Of her hot songs and projects in the works, Brianna says, “I’m on a roller coaster right now. It’s a crazy ride and I’m chasing my dream.” These dreams have been realized with the debut of a new mix tape, “Symphony No. 9,” set to drop March 8. With its 11 tracks, she’s bringing fans new music with an entirely new list of collaborators – Trey Songz, Teyana Taylor, Pusha T, Trina, French Montana and Future, to name a few. “It feels like an album. Everyone at the label is saying this is an album,” she says. “You’re going to see so much growth from the little girl who was in the booth with Trina, spitting about candy.”
BACK IN THE PHOTO STUDIO, Brianna’s mom, Kandi, is giving Brianna a reality check. As our photographer snaps the first round of photos for her second look, Kandi, like any mother, walks over to Brianna and repositions her hair, adjusts her jewelry, and reminds her to push that skirt down lower: “Not too sexy, more lady like.” Four looks later, the photo shoot wraps and Brianna’s camera-ready facade turns off. Which brings us back to alter egos.
I mention to Brianna that despite her striking, dramatic on-stage presence, she’s reserved in person. “I’m very laid back, passive and chill, but when I hit the stage it’s something else,” she tells me. “My other side comes out. I’ve given her a name. She’s Milan. She’s very sassy and it’s all about her.” The biggest different between Brianna and Milan? “Everything. Milan is more outspoken and she’s very outgoing and in your face, whereas Brianna is just chill.” Bullshit. With a major record deal and BET nominations, it’s hard to categorize Brianna as simply ‘chill’. I think we’ve already seen more of Milan, and less of Brianna. And that won’t be changing anytime soon.

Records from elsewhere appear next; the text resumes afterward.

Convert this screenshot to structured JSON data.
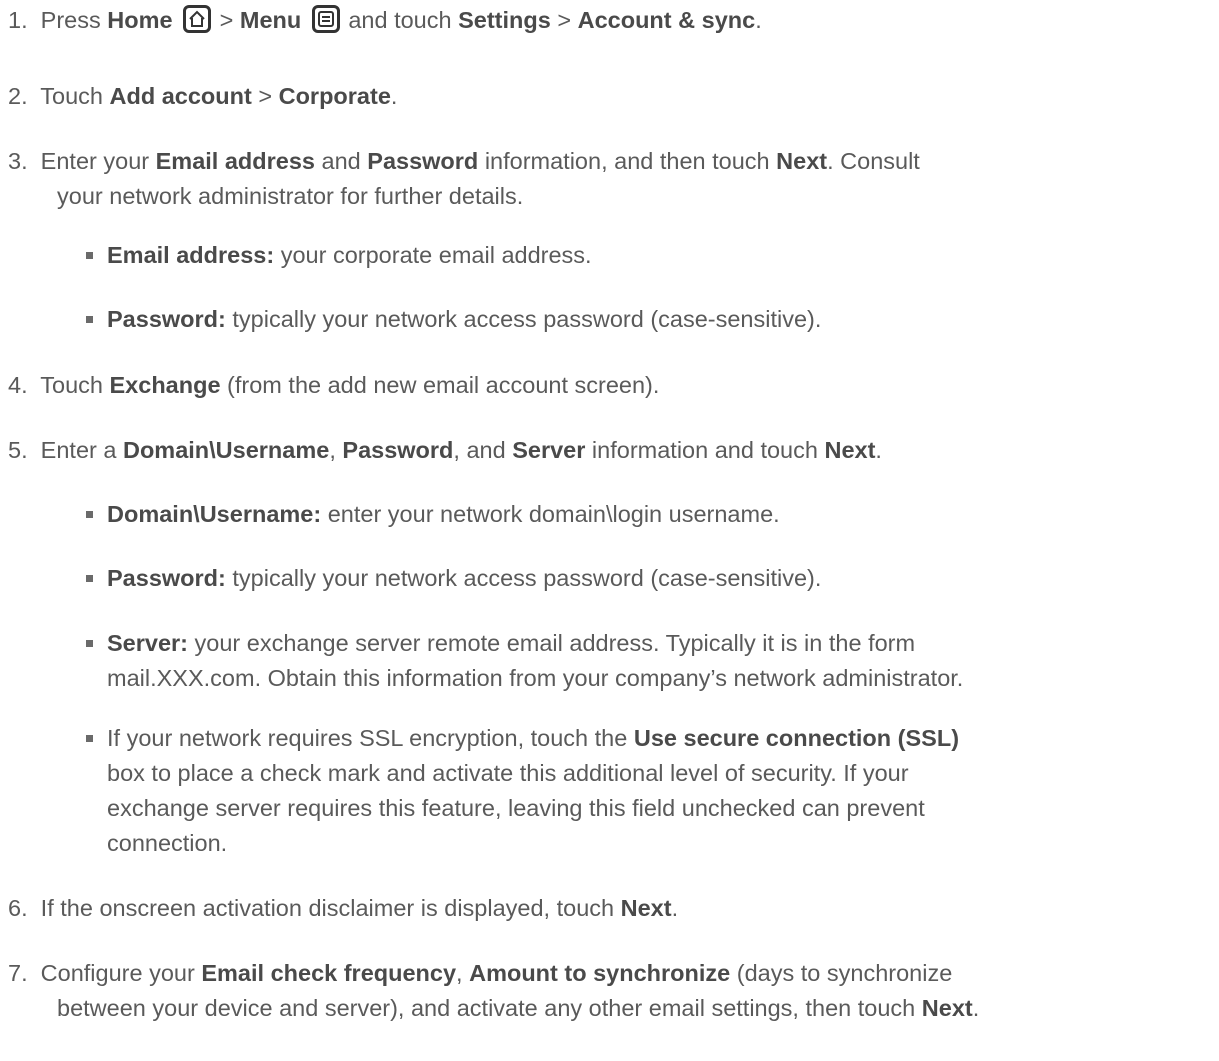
{
  "steps": [
    {
      "num": "1.",
      "t1": "Press ",
      "b1": "Home",
      "t2": " > ",
      "b2": "Menu",
      "t3": " and touch ",
      "b3": "Settings",
      "t4": " > ",
      "b4": "Account & sync",
      "t5": "."
    },
    {
      "num": "2.",
      "t1": "Touch ",
      "b1": "Add account",
      "t2": " > ",
      "b2": "Corporate",
      "t3": "."
    },
    {
      "num": "3.",
      "t1": "Enter your ",
      "b1": "Email address",
      "t2": " and ",
      "b2": "Password",
      "t3": " information, and then touch ",
      "b3": "Next",
      "t4": ". Consult",
      "line2": "your network administrator for further details."
    },
    {
      "num": "4.",
      "t1": "Touch ",
      "b1": "Exchange",
      "t2": " (from the add new email account screen)."
    },
    {
      "num": "5.",
      "t1": "Enter a ",
      "b1": "Domain\\Username",
      "t2": ", ",
      "b2": "Password",
      "t3": ", and ",
      "b3": "Server",
      "t4": " information and touch ",
      "b4": "Next",
      "t5": "."
    },
    {
      "num": "6.",
      "t1": "If the onscreen activation disclaimer is displayed, touch ",
      "b1": "Next",
      "t2": "."
    },
    {
      "num": "7.",
      "t1": "Configure your ",
      "b1": "Email check frequency",
      "t2": ", ",
      "b2": "Amount to synchronize",
      "t3": " (days to synchronize",
      "line2a": "between your device and server), and activate any other email settings, then touch ",
      "line2b": "Next",
      "line2c": "."
    }
  ],
  "bullets3": [
    {
      "b": "Email address:",
      "t": " your corporate email address."
    },
    {
      "b": "Password:",
      "t": " typically your network access password (case-sensitive)."
    }
  ],
  "bullets5": [
    {
      "b": "Domain\\Username:",
      "t": " enter your network domain\\login username."
    },
    {
      "b": "Password:",
      "t": " typically your network access password (case-sensitive)."
    },
    {
      "b": "Server:",
      "t": " your exchange server remote email address. Typically it is in the form",
      "l2": "mail.XXX.com. Obtain this information from your company’s network administrator."
    },
    {
      "t1": "If your network requires SSL encryption, touch the ",
      "b": "Use secure connection (SSL)",
      "l2": "box to place a check mark and activate this additional level of security. If your",
      "l3": "exchange server requires this feature, leaving this field unchecked can prevent",
      "l4": "connection."
    }
  ],
  "icons": {
    "home": "home-icon",
    "menu": "menu-icon"
  }
}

words_jonathan borge. photo_raquel zaldivar. style_ana calderone. fashion assistant_gabrielle mottaz.